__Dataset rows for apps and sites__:
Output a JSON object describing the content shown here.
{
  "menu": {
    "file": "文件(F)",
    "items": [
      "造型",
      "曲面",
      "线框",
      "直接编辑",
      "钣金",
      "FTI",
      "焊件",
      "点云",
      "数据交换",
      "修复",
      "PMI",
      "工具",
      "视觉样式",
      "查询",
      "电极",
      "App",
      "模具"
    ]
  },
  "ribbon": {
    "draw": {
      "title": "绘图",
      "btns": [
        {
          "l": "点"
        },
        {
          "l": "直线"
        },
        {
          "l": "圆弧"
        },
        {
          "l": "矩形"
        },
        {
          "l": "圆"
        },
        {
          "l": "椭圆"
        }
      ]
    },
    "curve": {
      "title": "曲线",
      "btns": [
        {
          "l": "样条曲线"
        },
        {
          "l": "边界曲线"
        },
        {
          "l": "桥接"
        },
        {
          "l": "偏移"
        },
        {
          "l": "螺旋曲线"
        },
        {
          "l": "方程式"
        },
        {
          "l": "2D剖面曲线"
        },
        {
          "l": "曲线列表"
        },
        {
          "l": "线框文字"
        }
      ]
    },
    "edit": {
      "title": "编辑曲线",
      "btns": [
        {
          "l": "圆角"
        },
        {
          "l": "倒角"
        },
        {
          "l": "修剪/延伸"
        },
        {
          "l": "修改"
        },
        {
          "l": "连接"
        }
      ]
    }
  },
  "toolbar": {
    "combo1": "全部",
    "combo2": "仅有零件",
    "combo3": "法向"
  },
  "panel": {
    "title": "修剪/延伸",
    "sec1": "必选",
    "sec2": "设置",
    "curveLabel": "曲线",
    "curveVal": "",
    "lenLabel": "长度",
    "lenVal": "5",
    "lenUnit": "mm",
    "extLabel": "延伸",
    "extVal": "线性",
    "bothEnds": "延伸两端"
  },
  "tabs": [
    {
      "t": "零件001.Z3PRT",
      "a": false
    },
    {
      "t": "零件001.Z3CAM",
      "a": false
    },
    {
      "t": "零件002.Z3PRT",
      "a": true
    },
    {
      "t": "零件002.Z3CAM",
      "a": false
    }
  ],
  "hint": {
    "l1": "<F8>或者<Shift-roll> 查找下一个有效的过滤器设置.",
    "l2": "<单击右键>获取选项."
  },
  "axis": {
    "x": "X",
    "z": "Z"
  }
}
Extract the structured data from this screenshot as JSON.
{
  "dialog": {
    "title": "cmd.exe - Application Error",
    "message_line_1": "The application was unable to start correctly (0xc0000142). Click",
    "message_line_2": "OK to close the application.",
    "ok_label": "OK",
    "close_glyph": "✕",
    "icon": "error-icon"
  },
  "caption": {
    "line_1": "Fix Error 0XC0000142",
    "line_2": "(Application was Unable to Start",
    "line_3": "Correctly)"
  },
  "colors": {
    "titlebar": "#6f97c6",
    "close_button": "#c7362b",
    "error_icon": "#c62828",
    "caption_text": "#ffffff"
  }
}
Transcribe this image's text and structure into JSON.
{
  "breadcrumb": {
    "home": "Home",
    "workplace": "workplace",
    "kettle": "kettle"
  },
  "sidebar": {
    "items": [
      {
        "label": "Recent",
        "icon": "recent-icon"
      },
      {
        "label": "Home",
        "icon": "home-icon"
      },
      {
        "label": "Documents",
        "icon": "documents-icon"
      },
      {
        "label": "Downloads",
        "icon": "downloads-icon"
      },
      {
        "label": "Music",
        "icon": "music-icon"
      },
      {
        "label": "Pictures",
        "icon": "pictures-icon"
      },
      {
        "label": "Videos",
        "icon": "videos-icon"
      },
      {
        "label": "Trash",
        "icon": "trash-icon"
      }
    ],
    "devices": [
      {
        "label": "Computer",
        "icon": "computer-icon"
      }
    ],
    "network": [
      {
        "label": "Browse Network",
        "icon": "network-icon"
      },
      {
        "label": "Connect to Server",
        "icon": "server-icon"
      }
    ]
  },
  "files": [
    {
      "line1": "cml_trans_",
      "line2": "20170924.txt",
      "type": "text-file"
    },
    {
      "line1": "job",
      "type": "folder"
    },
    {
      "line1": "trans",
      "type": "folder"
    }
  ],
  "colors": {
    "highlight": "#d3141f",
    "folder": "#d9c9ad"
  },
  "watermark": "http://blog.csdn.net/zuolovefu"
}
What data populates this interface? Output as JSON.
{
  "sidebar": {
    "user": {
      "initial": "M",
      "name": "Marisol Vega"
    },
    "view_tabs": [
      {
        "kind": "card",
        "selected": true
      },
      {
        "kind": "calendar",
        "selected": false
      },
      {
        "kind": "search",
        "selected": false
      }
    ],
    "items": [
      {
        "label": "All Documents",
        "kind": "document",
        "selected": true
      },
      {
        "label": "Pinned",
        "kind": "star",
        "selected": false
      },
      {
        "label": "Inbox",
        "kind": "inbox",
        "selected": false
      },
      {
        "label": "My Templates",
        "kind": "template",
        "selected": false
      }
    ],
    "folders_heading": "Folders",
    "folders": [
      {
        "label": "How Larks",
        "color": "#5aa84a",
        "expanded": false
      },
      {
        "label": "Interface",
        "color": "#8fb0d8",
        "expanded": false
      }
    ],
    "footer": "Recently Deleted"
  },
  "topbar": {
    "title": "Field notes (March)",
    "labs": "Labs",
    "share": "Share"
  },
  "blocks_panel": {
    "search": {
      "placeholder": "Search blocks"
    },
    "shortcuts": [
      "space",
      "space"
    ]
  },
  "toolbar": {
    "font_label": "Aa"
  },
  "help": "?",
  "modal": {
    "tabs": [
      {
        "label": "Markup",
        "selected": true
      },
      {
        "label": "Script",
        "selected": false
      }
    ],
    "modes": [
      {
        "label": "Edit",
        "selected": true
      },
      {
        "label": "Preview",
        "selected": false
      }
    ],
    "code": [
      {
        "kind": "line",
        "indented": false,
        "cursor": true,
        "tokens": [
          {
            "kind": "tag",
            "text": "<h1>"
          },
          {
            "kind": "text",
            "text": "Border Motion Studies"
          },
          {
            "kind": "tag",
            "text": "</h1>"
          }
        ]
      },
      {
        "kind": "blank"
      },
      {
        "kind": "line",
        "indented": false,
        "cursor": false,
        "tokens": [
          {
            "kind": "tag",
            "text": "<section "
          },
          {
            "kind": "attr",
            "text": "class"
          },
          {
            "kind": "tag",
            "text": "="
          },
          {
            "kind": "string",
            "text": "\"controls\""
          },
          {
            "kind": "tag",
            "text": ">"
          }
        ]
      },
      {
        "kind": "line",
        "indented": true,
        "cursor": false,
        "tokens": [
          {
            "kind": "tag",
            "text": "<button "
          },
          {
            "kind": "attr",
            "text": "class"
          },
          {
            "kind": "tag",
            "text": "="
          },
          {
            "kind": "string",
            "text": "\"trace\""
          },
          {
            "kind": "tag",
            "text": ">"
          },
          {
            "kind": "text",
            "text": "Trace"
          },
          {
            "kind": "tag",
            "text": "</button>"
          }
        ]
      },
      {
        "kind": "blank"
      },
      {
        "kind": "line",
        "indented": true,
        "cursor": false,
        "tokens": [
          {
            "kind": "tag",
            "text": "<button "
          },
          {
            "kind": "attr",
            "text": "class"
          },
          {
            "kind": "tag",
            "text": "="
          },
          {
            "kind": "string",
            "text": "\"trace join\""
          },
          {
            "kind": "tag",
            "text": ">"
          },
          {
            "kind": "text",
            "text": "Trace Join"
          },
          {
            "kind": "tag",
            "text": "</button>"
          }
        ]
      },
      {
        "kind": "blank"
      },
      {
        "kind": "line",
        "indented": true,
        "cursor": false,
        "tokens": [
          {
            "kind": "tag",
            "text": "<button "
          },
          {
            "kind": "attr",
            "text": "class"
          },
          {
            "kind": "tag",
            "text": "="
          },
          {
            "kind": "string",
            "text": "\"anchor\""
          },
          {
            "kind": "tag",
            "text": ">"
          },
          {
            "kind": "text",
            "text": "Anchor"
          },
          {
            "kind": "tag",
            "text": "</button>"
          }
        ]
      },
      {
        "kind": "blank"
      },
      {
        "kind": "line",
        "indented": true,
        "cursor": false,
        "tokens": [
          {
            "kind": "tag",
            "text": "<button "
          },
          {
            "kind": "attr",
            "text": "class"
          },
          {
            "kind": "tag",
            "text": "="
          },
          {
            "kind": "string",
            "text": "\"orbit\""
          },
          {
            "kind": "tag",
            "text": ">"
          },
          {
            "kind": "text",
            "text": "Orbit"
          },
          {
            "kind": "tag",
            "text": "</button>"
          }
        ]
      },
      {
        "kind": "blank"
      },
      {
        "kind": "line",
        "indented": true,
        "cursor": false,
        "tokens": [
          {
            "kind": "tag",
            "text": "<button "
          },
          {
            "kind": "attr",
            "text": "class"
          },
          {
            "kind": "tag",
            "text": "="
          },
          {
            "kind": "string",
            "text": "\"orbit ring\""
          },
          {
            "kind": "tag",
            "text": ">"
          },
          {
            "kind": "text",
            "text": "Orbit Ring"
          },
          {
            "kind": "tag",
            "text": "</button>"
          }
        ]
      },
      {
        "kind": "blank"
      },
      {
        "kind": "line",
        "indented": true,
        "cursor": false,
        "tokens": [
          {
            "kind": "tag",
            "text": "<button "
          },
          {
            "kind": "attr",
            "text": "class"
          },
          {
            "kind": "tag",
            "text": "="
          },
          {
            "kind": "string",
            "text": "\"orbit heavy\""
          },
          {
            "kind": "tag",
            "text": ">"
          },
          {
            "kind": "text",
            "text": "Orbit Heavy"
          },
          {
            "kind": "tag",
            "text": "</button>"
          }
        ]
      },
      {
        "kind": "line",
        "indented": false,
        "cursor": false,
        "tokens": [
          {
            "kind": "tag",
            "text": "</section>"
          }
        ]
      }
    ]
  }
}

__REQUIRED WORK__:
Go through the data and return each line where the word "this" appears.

__SOLUTION TO THE EXERCISE__:
Extract the structured data from this screenshot as JSON.
Transcribe this image's text and structure into JSON.
What data populates this interface? Output as JSON.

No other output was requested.